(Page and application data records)
◇ ◇ ◇ ◇ ◇ ◇ ◇
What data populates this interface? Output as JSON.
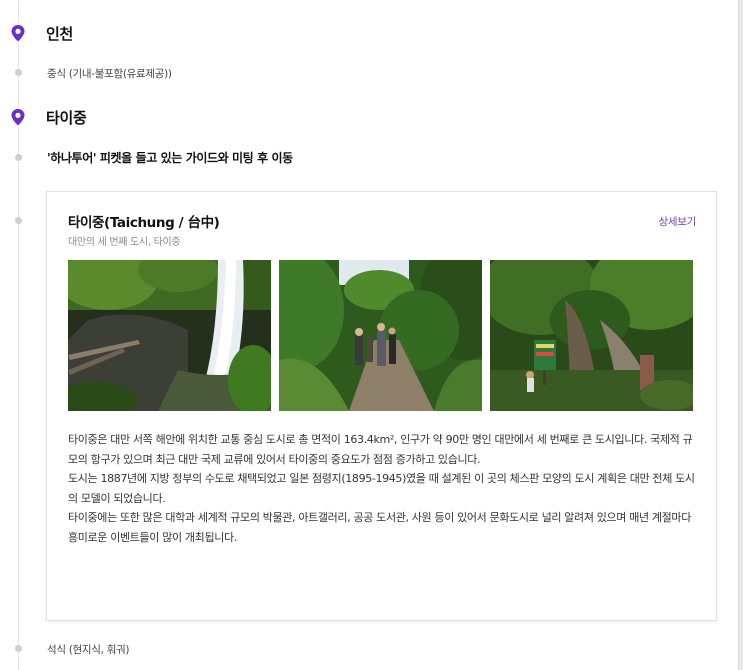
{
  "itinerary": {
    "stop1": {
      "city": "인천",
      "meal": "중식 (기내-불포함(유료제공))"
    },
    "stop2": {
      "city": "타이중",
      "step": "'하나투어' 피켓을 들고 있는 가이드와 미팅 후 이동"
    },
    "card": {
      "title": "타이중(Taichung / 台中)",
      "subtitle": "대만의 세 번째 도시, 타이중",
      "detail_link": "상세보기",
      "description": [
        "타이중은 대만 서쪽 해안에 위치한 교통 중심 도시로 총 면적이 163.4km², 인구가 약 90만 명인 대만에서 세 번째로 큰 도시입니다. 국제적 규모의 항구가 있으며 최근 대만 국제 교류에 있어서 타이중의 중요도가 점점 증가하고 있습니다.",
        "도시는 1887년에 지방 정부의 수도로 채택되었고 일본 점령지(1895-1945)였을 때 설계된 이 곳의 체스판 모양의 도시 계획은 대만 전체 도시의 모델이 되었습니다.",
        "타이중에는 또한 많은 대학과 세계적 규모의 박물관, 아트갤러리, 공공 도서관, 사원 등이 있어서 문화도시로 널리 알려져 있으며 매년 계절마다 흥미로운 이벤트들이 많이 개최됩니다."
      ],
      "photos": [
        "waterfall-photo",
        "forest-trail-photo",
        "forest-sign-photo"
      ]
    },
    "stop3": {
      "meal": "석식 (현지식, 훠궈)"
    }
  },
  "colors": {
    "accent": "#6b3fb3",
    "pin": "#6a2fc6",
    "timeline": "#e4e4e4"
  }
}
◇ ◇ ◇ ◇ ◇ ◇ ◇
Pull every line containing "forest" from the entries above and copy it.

[RESULT OF THE TASK]
        "forest-trail-photo",
        "forest-sign-photo"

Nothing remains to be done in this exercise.